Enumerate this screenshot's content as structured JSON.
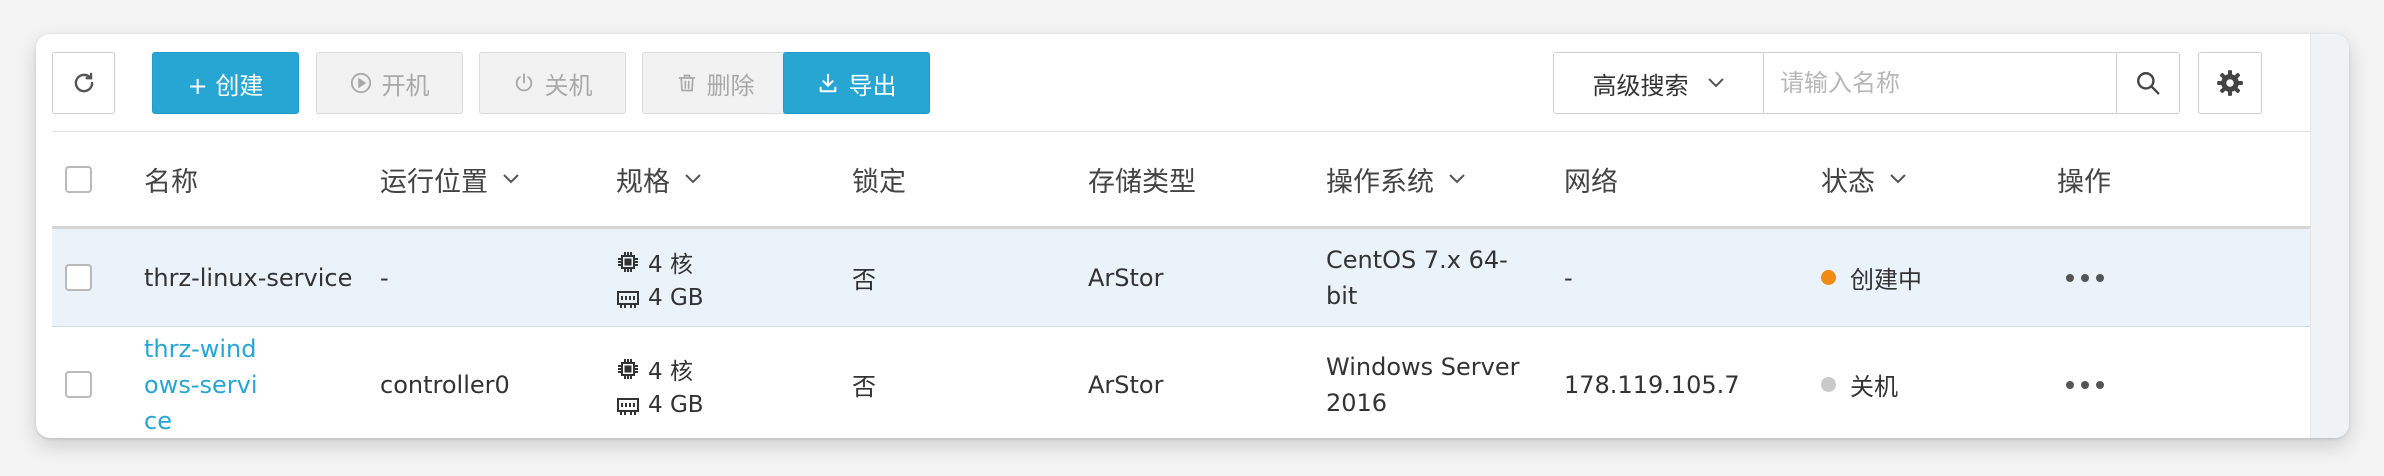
{
  "colors": {
    "primary": "#27a6d3",
    "status_creating": "#ef8a13",
    "status_off": "#c9c9c9",
    "row_highlight": "#eaf2fa"
  },
  "toolbar": {
    "refresh_icon": "refresh-icon",
    "create_label": "+ 创建",
    "start_label": "开机",
    "shutdown_label": "关机",
    "delete_label": "删除",
    "export_label": "导出",
    "search_type_label": "高级搜索",
    "search_placeholder": "请输入名称",
    "search_value": "",
    "settings_icon": "gear-icon"
  },
  "table": {
    "columns": [
      "名称",
      "运行位置",
      "规格",
      "锁定",
      "存储类型",
      "操作系统",
      "网络",
      "状态",
      "操作"
    ],
    "rows": [
      {
        "name": "thrz-linux-service",
        "location": "-",
        "cpu": "4 核",
        "memory": "4 GB",
        "locked": "否",
        "storage": "ArStor",
        "os": "CentOS 7.x 64-bit",
        "network": "-",
        "status": "创建中",
        "status_color": "#ef8a13"
      },
      {
        "name": "thrz-windows-service",
        "location": "controller0",
        "cpu": "4 核",
        "memory": "4 GB",
        "locked": "否",
        "storage": "ArStor",
        "os": "Windows Server 2016",
        "network": "178.119.105.7",
        "status": "关机",
        "status_color": "#c9c9c9"
      }
    ]
  }
}
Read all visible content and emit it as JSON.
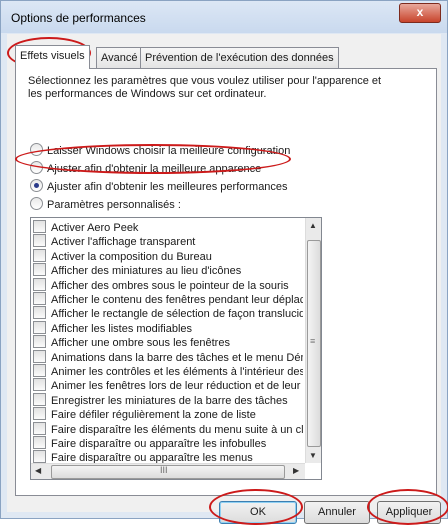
{
  "window": {
    "title": "Options de performances",
    "close_glyph": "x"
  },
  "tabs": [
    {
      "label": "Effets visuels",
      "active": true
    },
    {
      "label": "Avancé",
      "active": false
    },
    {
      "label": "Prévention de l'exécution des données",
      "active": false
    }
  ],
  "description": "Sélectionnez les paramètres que vous voulez utiliser pour l'apparence et les performances de Windows sur cet ordinateur.",
  "radios": [
    {
      "label": "Laisser Windows choisir la meilleure configuration",
      "selected": false
    },
    {
      "label": "Ajuster afin d'obtenir la meilleure apparence",
      "selected": false
    },
    {
      "label": "Ajuster afin d'obtenir les meilleures performances",
      "selected": true
    },
    {
      "label": "Paramètres personnalisés :",
      "selected": false
    }
  ],
  "options": [
    "Activer Aero Peek",
    "Activer l'affichage transparent",
    "Activer la composition du Bureau",
    "Afficher des miniatures au lieu d'icônes",
    "Afficher des ombres sous le pointeur de la souris",
    "Afficher le contenu des fenêtres pendant leur déplacement",
    "Afficher le rectangle de sélection de façon translucide",
    "Afficher les listes modifiables",
    "Afficher une ombre sous les fenêtres",
    "Animations dans la barre des tâches et le menu Démarrer",
    "Animer les contrôles et les éléments à l'intérieur des fenêtres",
    "Animer les fenêtres lors de leur réduction et de leur agrandissement",
    "Enregistrer les miniatures de la barre des tâches",
    "Faire défiler régulièrement la zone de liste",
    "Faire disparaître les éléments du menu suite à un clic",
    "Faire disparaître ou apparaître les infobulles",
    "Faire disparaître ou apparaître les menus"
  ],
  "scroll": {
    "h_middle": "III",
    "v_middle": "≡"
  },
  "buttons": {
    "ok": "OK",
    "cancel": "Annuler",
    "apply": "Appliquer"
  },
  "colors": {
    "annotation": "#cc1a1a",
    "title_bar": "#c9d9ee"
  }
}
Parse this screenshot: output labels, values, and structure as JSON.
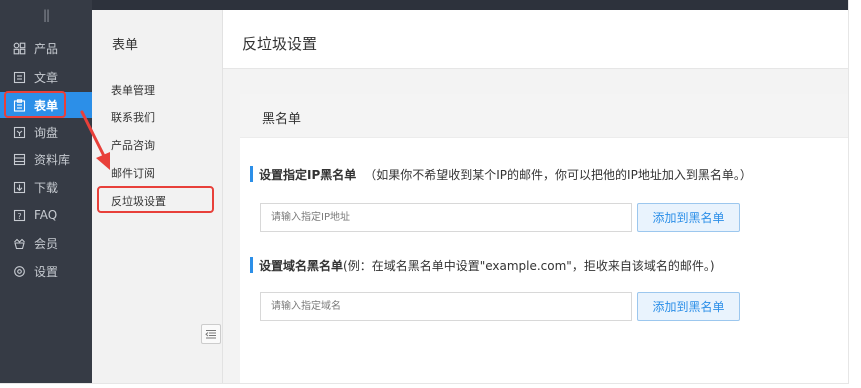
{
  "sidebar": {
    "handle": "||",
    "items": [
      {
        "label": "产品",
        "icon": "grid-icon"
      },
      {
        "label": "文章",
        "icon": "document-icon"
      },
      {
        "label": "表单",
        "icon": "form-icon"
      },
      {
        "label": "询盘",
        "icon": "inquiry-icon"
      },
      {
        "label": "资料库",
        "icon": "library-icon"
      },
      {
        "label": "下载",
        "icon": "download-icon"
      },
      {
        "label": "FAQ",
        "icon": "faq-icon"
      },
      {
        "label": "会员",
        "icon": "member-icon"
      },
      {
        "label": "设置",
        "icon": "settings-icon"
      }
    ],
    "active_index": 2
  },
  "subbar": {
    "title": "表单",
    "items": [
      "表单管理",
      "联系我们",
      "产品咨询",
      "邮件订阅",
      "反垃圾设置"
    ]
  },
  "page": {
    "title": "反垃圾设置"
  },
  "card": {
    "title": "黑名单",
    "ip_section": {
      "label_bold": "设置指定IP黑名单",
      "label_note": "（如果你不希望收到某个IP的邮件，你可以把他的IP地址加入到黑名单。）",
      "placeholder": "请输入指定IP地址",
      "button": "添加到黑名单"
    },
    "domain_section": {
      "label_bold": "设置域名黑名单",
      "label_note": "(例：在域名黑名单中设置\"example.com\"，拒收来自该域名的邮件。)",
      "placeholder": "请输入指定域名",
      "button": "添加到黑名单"
    }
  },
  "colors": {
    "accent": "#2c8fe8",
    "annotation": "#e8403a",
    "sidebar_bg": "#363b45"
  }
}
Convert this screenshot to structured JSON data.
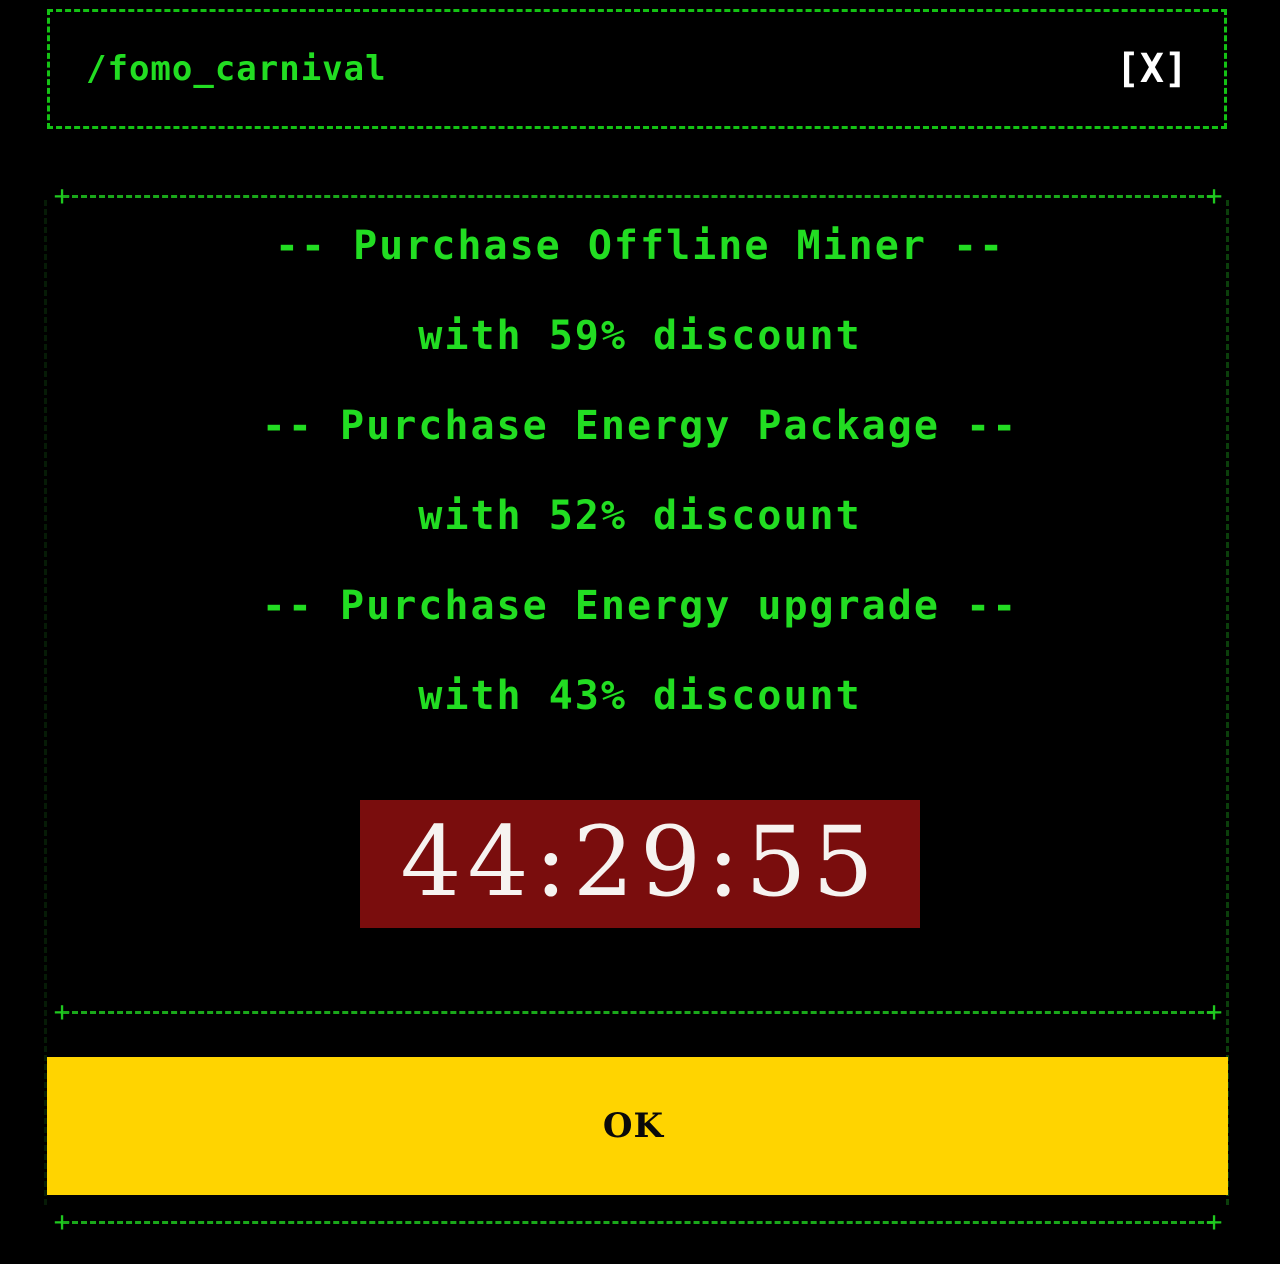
{
  "window": {
    "title": "/fomo_carnival",
    "close_label": "[X]",
    "close_icon": "close-icon"
  },
  "theme": {
    "background": "#000000",
    "accent_green": "#22dd22",
    "border_green": "#14c214",
    "timer_bg": "#7a0d0d",
    "timer_fg": "#f6f3f0",
    "button_bg": "#FFD400",
    "button_fg": "#0a0a0a",
    "close_fg": "#ffffff"
  },
  "offers": [
    {
      "title": "-- Purchase Offline Miner --",
      "subtitle": "with 59% discount",
      "discount": 59
    },
    {
      "title": "-- Purchase Energy Package --",
      "subtitle": "with 52% discount",
      "discount": 52
    },
    {
      "title": "-- Purchase Energy upgrade --",
      "subtitle": "with 43% discount",
      "discount": 43
    }
  ],
  "countdown": {
    "value": "44:29:55",
    "hours": "44",
    "minutes": "29",
    "seconds": "55"
  },
  "footer": {
    "ok_label": "OK"
  },
  "separators": {
    "plus_glyph": "+"
  }
}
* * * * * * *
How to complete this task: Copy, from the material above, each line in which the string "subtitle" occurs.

Response to the task:
      "subtitle": "with 59% discount",
      "subtitle": "with 52% discount",
      "subtitle": "with 43% discount",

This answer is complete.